→ **Page and application data records**:
--- START ---

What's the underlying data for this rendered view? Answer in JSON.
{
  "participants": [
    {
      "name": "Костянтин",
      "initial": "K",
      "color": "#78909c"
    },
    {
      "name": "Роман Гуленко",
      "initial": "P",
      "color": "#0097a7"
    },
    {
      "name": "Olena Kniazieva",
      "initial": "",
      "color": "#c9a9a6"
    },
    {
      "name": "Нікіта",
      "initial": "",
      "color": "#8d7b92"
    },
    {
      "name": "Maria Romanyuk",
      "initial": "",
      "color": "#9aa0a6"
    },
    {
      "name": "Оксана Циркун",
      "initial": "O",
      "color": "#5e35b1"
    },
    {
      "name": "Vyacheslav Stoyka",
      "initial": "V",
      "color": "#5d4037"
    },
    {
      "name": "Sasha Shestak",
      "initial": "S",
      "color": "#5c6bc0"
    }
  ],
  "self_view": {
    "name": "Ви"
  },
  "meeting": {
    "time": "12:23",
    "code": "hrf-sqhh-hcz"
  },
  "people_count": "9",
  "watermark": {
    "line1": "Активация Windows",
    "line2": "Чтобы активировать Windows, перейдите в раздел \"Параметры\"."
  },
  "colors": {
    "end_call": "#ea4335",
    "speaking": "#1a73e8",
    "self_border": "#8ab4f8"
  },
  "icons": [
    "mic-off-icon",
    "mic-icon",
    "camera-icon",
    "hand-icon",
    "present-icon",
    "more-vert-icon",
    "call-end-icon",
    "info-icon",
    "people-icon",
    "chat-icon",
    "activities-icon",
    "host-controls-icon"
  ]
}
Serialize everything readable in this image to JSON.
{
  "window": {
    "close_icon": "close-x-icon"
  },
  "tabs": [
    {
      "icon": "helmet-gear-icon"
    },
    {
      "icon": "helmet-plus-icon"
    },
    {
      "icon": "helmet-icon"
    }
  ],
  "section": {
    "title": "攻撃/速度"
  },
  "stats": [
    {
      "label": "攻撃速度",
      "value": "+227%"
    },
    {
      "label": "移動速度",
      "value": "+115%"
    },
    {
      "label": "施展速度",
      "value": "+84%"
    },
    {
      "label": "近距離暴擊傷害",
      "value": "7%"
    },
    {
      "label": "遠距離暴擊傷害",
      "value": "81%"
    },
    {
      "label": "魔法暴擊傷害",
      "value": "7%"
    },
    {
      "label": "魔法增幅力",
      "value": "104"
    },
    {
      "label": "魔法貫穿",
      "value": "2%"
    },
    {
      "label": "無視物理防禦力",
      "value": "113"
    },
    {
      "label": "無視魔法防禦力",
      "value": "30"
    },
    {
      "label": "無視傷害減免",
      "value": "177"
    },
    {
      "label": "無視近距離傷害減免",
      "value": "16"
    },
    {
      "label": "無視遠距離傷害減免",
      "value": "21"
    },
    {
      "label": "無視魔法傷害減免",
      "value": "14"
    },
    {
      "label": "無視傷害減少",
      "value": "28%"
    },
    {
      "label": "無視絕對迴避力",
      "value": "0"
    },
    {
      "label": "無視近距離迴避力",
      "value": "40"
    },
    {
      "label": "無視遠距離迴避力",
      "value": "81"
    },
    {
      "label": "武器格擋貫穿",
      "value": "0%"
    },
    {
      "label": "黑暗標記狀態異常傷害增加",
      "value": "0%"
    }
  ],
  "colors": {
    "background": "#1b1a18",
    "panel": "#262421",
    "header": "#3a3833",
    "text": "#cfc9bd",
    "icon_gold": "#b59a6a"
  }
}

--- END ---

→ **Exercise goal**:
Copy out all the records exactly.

→ **Finished exercise**:
What's the underlying data for this rendered view? Answer in JSON.
{
  "participants": [
    {
      "name": "Костянтин",
      "initial": "K",
      "color": "#78909c"
    },
    {
      "name": "Роман Гуленко",
      "initial": "P",
      "color": "#0097a7"
    },
    {
      "name": "Olena Kniazieva",
      "initial": "",
      "color": "#c9a9a6"
    },
    {
      "name": "Нікіта",
      "initial": "",
      "color": "#8d7b92"
    },
    {
      "name": "Maria Romanyuk",
      "initial": "",
      "color": "#9aa0a6"
    },
    {
      "name": "Оксана Циркун",
      "initial": "O",
      "color": "#5e35b1"
    },
    {
      "name": "Vyacheslav Stoyka",
      "initial": "V",
      "color": "#5d4037"
    },
    {
      "name": "Sasha Shestak",
      "initial": "S",
      "color": "#5c6bc0"
    }
  ],
  "self_view": {
    "name": "Ви"
  },
  "meeting": {
    "time": "12:23",
    "code": "hrf-sqhh-hcz"
  },
  "people_count": "9",
  "watermark": {
    "line1": "Активация Windows",
    "line2": "Чтобы активировать Windows, перейдите в раздел \"Параметры\"."
  },
  "colors": {
    "end_call": "#ea4335",
    "speaking": "#1a73e8",
    "self_border": "#8ab4f8"
  },
  "icons": [
    "mic-off-icon",
    "mic-icon",
    "camera-icon",
    "hand-icon",
    "present-icon",
    "more-vert-icon",
    "call-end-icon",
    "info-icon",
    "people-icon",
    "chat-icon",
    "activities-icon",
    "host-controls-icon"
  ]
}
Serialize everything readable in this image to JSON.
{
  "window": {
    "close_icon": "close-x-icon"
  },
  "tabs": [
    {
      "icon": "helmet-gear-icon"
    },
    {
      "icon": "helmet-plus-icon"
    },
    {
      "icon": "helmet-icon"
    }
  ],
  "section": {
    "title": "攻撃/速度"
  },
  "stats": [
    {
      "label": "攻撃速度",
      "value": "+227%"
    },
    {
      "label": "移動速度",
      "value": "+115%"
    },
    {
      "label": "施展速度",
      "value": "+84%"
    },
    {
      "label": "近距離暴擊傷害",
      "value": "7%"
    },
    {
      "label": "遠距離暴擊傷害",
      "value": "81%"
    },
    {
      "label": "魔法暴擊傷害",
      "value": "7%"
    },
    {
      "label": "魔法增幅力",
      "value": "104"
    },
    {
      "label": "魔法貫穿",
      "value": "2%"
    },
    {
      "label": "無視物理防禦力",
      "value": "113"
    },
    {
      "label": "無視魔法防禦力",
      "value": "30"
    },
    {
      "label": "無視傷害減免",
      "value": "177"
    },
    {
      "label": "無視近距離傷害減免",
      "value": "16"
    },
    {
      "label": "無視遠距離傷害減免",
      "value": "21"
    },
    {
      "label": "無視魔法傷害減免",
      "value": "14"
    },
    {
      "label": "無視傷害減少",
      "value": "28%"
    },
    {
      "label": "無視絕對迴避力",
      "value": "0"
    },
    {
      "label": "無視近距離迴避力",
      "value": "40"
    },
    {
      "label": "無視遠距離迴避力",
      "value": "81"
    },
    {
      "label": "武器格擋貫穿",
      "value": "0%"
    },
    {
      "label": "黑暗標記狀態異常傷害增加",
      "value": "0%"
    }
  ],
  "colors": {
    "background": "#1b1a18",
    "panel": "#262421",
    "header": "#3a3833",
    "text": "#cfc9bd",
    "icon_gold": "#b59a6a"
  }
}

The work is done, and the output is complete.